The British Royal Family may take legal action against the French publication that published topless photos of the Duchess of Cambridge, Kate Middleton.
According to a report in BBC, Kate and her husband, Prince William, the Duke of Cambridge, are “furious” over what they view as a "grotesque and unjustifiable invasion of privacy" by a French magazine called Closer.
“It is unthinkable that anyone should take such photographs, let alone publish them,” said the office of the Prince of Wales in a statement.
“Officials acting on behalf of their Royal Highnesses are consulting with lawyers to consider what options may be available to the Duke and Duchess."
The photos in question were taken when the royal couple took a private holiday at the French chateau of Queen Elizabeth's nephew, Lord Linley.
Nicholas Witchell, a BBC correspondent, said that the anger among the royals over the pictures may be unprecedented.
"They are incredulous that any magazine would have felt they had a justification in publishing these pictures,” he said.
“They could go to law or seek a remedy through the French court -- that is a big step to take but that is clearly what is being considered now.”
Witchell added: "I have rarely heard quite such a level of publicly expressed anger that I have heard today reflecting William's feelings. He is absolutely determined to protect the privacy of his wife, he has always been very protective of her and that anger has mounted during the day."
Indeed, for William the matter is most troubling since he has long blamed the paparazzo’s aggressive harassment of his mother, Princess Diana, for her untimely death.
No British newspaper, not even the tabloids, have elected to print Kate’s pictures, although some were reportedly offered the opportunity last week.
Max Clifford, the well-known publicist, said he hopes the Royals indeed sue the magazine in question and anyone else who might be liable,
“If the publisher knows that publishing a picture of Harry, William or Kate in a private setting will cost them a lot of money then they won't do it,” he said, according to the Daily Telegraph.
“If they pursue the French magazine and the photographer and successfully sue them, and it costs a lot of money, it's going to put everybody else off and that is why I hope it will happen.”
However, the editor of Closer, Laurence Pieau, defended his decision to publish the photos and asserted the whole scandal is overblown.
“One shouldn't over-dramatize these pictures,” he said, according to BBC.

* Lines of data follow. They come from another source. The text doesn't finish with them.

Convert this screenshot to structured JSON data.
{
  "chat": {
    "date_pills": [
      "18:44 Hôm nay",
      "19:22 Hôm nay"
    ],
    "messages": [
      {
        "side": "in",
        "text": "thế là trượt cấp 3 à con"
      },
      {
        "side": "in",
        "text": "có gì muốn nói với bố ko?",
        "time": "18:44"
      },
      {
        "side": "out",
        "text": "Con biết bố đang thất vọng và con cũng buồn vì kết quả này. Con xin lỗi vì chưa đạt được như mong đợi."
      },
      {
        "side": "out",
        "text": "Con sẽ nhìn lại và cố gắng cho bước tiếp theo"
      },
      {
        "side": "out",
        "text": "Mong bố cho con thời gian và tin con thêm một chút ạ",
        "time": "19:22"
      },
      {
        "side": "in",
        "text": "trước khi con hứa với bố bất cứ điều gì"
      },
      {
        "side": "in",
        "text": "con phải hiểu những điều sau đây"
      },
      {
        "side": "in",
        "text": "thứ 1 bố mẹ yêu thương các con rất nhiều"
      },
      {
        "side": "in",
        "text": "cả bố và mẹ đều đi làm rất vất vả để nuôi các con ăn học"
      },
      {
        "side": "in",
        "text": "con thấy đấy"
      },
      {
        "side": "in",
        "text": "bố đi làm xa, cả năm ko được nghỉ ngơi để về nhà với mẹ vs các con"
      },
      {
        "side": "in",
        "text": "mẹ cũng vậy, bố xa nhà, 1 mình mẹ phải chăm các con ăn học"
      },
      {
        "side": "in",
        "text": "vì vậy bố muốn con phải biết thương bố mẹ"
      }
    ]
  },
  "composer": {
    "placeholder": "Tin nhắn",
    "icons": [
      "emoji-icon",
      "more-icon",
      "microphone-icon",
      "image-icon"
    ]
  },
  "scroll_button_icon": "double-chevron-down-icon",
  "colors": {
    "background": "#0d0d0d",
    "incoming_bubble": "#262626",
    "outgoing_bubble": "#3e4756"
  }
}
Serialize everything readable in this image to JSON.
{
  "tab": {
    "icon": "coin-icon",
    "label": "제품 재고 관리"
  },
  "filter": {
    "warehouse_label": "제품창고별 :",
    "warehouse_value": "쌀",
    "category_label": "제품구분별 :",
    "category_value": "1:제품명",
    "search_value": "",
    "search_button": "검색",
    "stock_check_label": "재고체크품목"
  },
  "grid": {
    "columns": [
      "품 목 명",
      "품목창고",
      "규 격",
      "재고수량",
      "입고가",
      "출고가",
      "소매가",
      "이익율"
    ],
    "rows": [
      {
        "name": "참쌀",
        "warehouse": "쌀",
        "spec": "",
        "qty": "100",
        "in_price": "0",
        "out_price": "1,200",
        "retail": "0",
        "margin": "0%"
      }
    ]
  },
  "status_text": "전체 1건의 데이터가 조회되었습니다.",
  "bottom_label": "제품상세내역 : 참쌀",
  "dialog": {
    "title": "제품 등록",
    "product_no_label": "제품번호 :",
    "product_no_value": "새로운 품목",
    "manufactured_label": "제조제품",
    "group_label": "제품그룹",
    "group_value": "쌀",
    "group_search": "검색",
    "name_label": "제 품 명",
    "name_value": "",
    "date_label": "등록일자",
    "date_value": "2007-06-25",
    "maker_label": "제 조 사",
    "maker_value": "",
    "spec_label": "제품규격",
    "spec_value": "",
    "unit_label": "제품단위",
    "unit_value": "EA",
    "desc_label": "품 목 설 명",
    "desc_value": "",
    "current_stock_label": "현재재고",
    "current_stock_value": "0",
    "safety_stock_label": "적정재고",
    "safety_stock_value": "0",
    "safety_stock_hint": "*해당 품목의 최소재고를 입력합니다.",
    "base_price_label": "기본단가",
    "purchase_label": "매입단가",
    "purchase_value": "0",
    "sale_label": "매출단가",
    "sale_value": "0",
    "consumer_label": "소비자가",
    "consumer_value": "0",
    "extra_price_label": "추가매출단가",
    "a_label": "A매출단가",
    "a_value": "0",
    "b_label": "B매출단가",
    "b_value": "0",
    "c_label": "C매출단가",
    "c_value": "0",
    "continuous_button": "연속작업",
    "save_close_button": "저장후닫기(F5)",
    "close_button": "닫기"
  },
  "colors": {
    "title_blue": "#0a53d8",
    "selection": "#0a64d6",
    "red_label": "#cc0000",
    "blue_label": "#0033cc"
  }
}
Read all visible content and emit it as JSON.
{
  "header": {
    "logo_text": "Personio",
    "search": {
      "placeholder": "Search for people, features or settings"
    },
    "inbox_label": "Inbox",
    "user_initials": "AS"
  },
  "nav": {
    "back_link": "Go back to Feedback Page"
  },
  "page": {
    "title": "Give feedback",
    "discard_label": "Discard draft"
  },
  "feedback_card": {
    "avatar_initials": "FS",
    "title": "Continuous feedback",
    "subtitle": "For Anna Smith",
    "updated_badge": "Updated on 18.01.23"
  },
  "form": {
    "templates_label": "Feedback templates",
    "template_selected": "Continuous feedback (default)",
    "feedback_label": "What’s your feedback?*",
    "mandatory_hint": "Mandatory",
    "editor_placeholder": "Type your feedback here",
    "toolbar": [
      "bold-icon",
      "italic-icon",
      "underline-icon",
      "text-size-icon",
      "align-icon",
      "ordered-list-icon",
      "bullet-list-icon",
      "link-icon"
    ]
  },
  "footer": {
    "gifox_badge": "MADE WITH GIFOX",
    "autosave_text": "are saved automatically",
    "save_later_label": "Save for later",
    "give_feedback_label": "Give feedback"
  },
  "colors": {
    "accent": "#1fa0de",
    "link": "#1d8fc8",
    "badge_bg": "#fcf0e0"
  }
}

”The reactions are a little disproportionate. What we saw in the pictures was a young couple that have just got married, who are in love, who are beautiful. She's a princess of the 21st century. They are on the terrace of a mansion in the south of France which is not far from a road along which cars pass without any problem. They are visible from the street.”
Pieau also cited hypocrisy in the fury brewing over Kate’s naked photos.

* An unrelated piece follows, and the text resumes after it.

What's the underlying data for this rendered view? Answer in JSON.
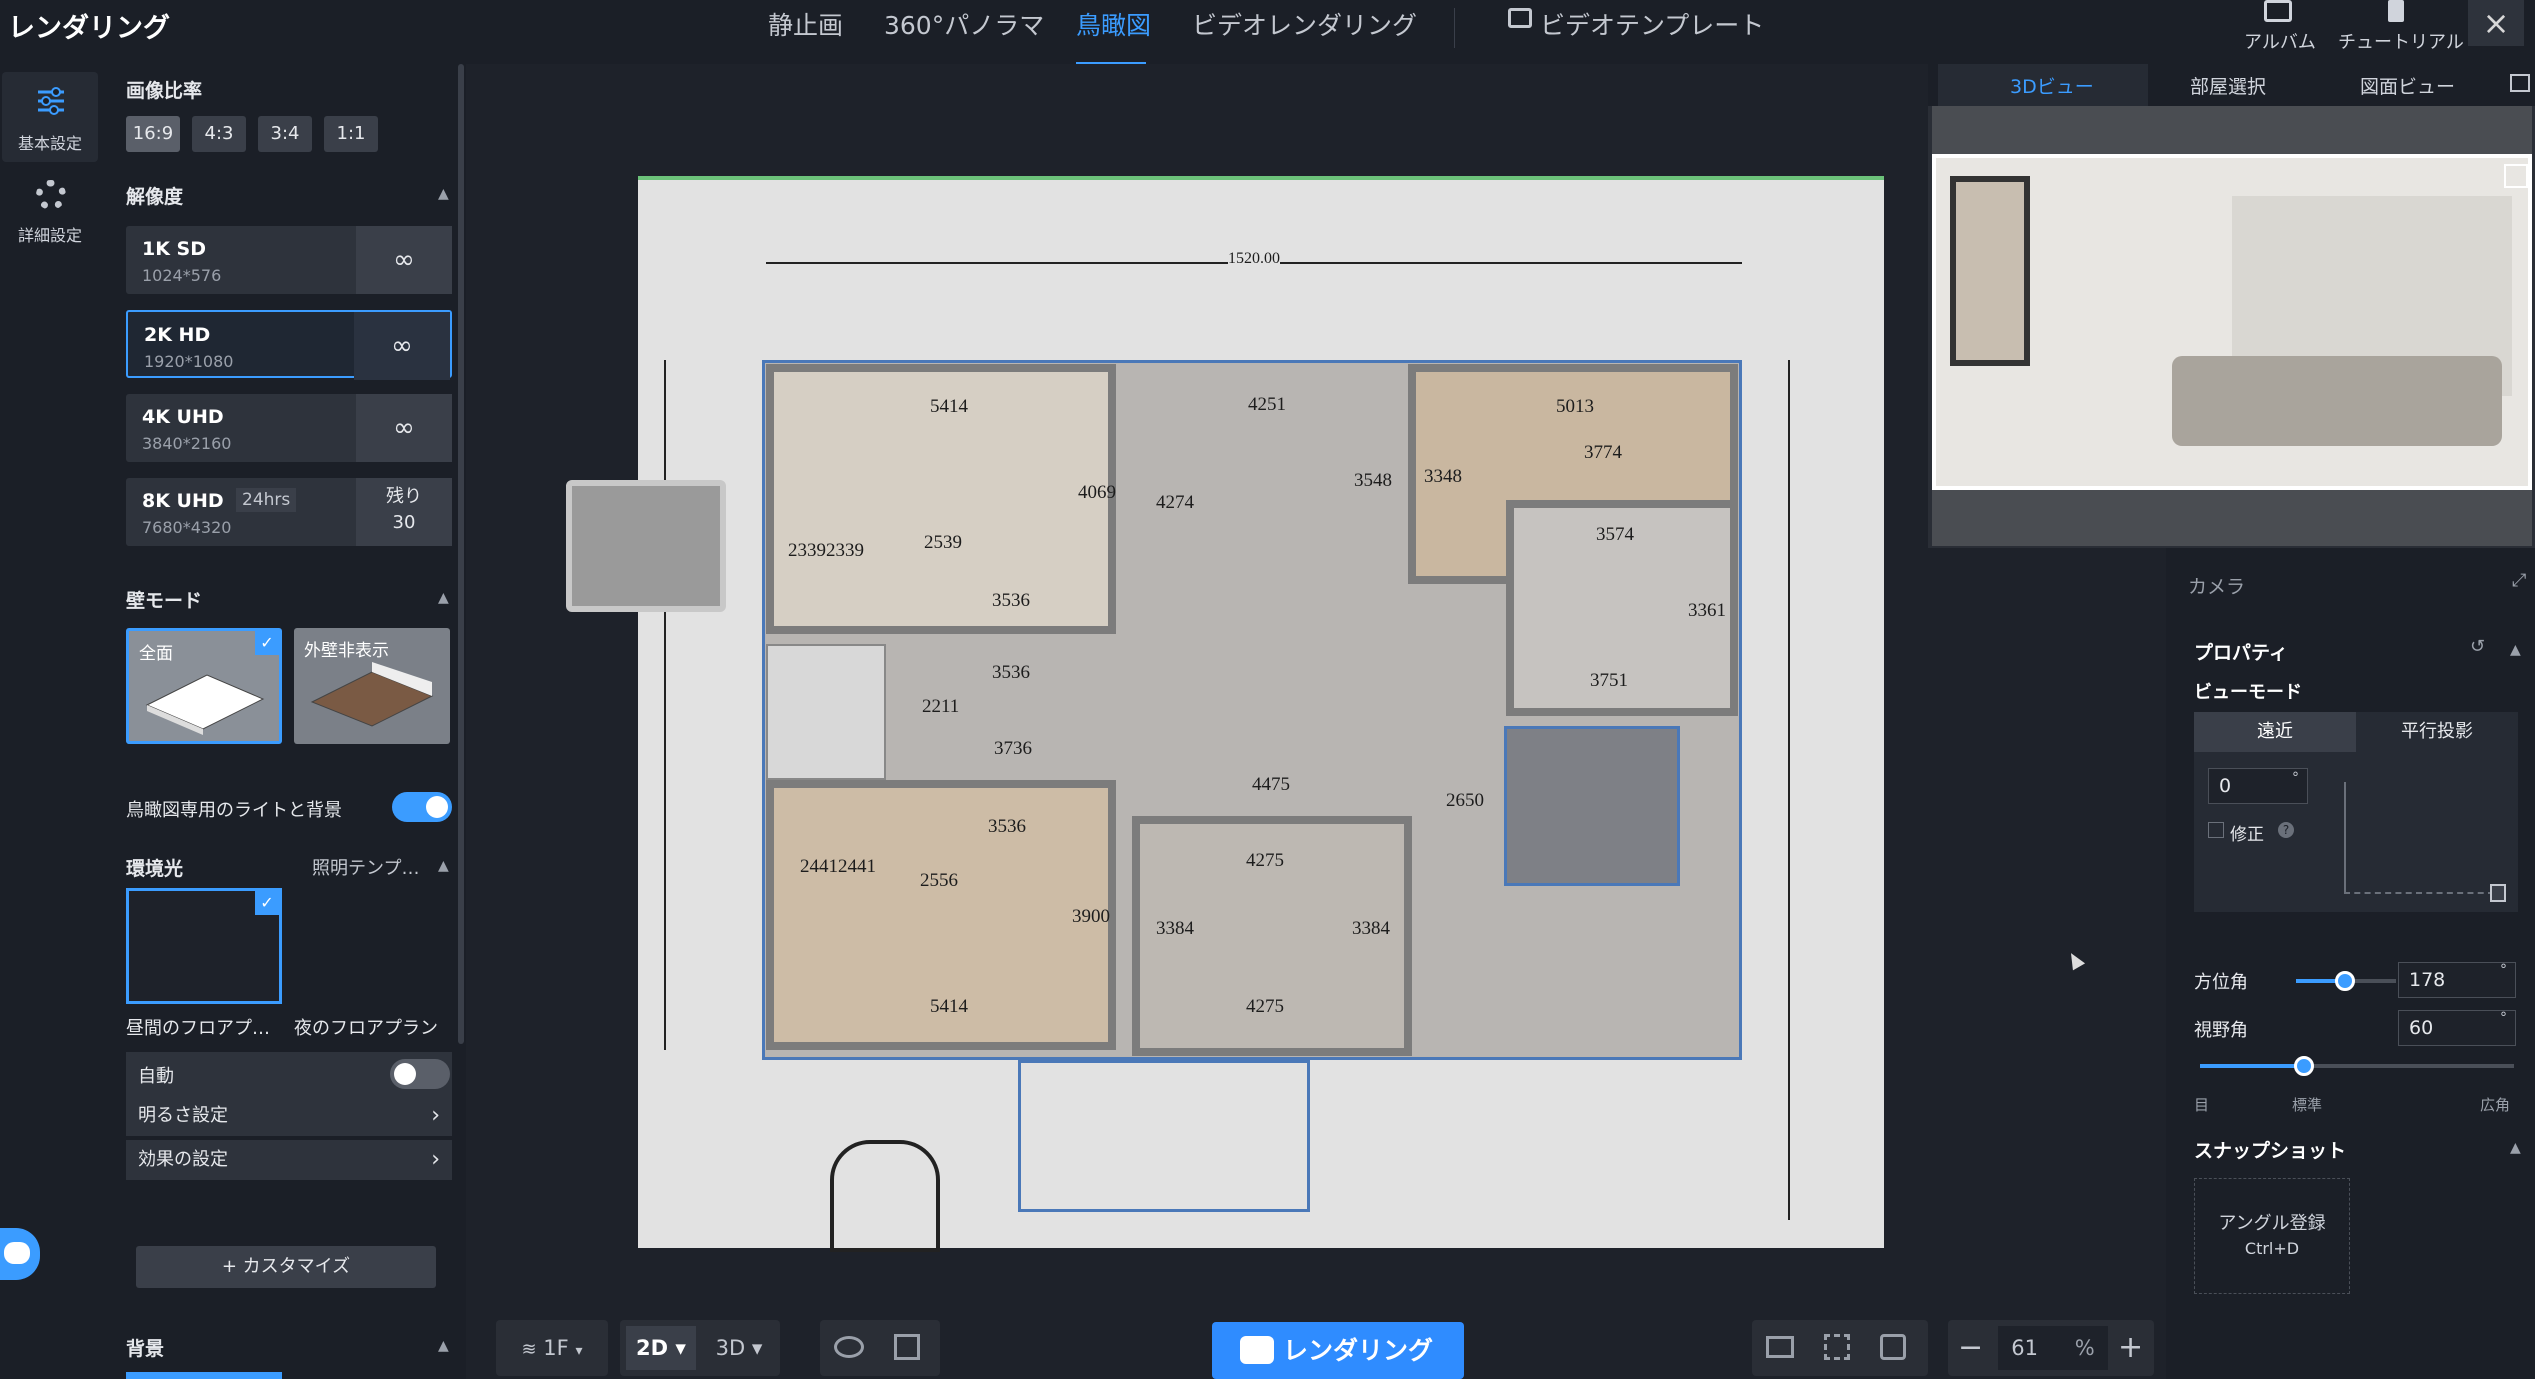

"She's a young woman who is topless just like the ones who can be seen on all the beaches of France and the world,” he said.
“It's a member of the British Royal Family. There have been pictures before that. Two weeks ago, there were the pictures of Prince Harry that had been published by the English press. So one shouldn't be hypocritical. And those were pictures that were degrading and far hotter than those that we're publishing. She's a topless princess. There have been others. It's really not new."
Meanwhile, the controversy is likely to translate into a handsome profit for the French magazine, Closer.
“Closer… unashamedly [indulges] in the celebrity gossip,” wrote BBC France correspondent Christian Fraser.
“And they budget for the legal payouts which in this case are seemingly inevitable. But for editors the fine is worth the risk. And no doubt this latest edition of Closer will sell out, there will be a bigger print run, a legal tussle to follow - but the end result is a huge profit and priceless publicity.”
Indeed, copies of the magazine are flying off the shelves in French shops and kiosks.
A reporter for the Daily Telegraph, Victoria Ward, noted: “The magazine… was hard to find by lunchtime. The pictures are not pixilated as some have suggested and are incredibly intimate. There are 14 pictures spread over five pages.”
In the coming days, the scandal will likely accelerate, but it is unclear how far Kate and William can go with any potential legal action against French media sources.
Thomas Roussineau, a French privacy law expert, told the Press Association: "It [the photos' publication] is totally forbidden. The castle is not the street, it is in a private place, and they are intimate pictures."
He added: "They [Closer] will have a big revenue, and the amount of the sentence will not equal the revenue they will make, it will be a very small part of the revenue they will have from these pictures."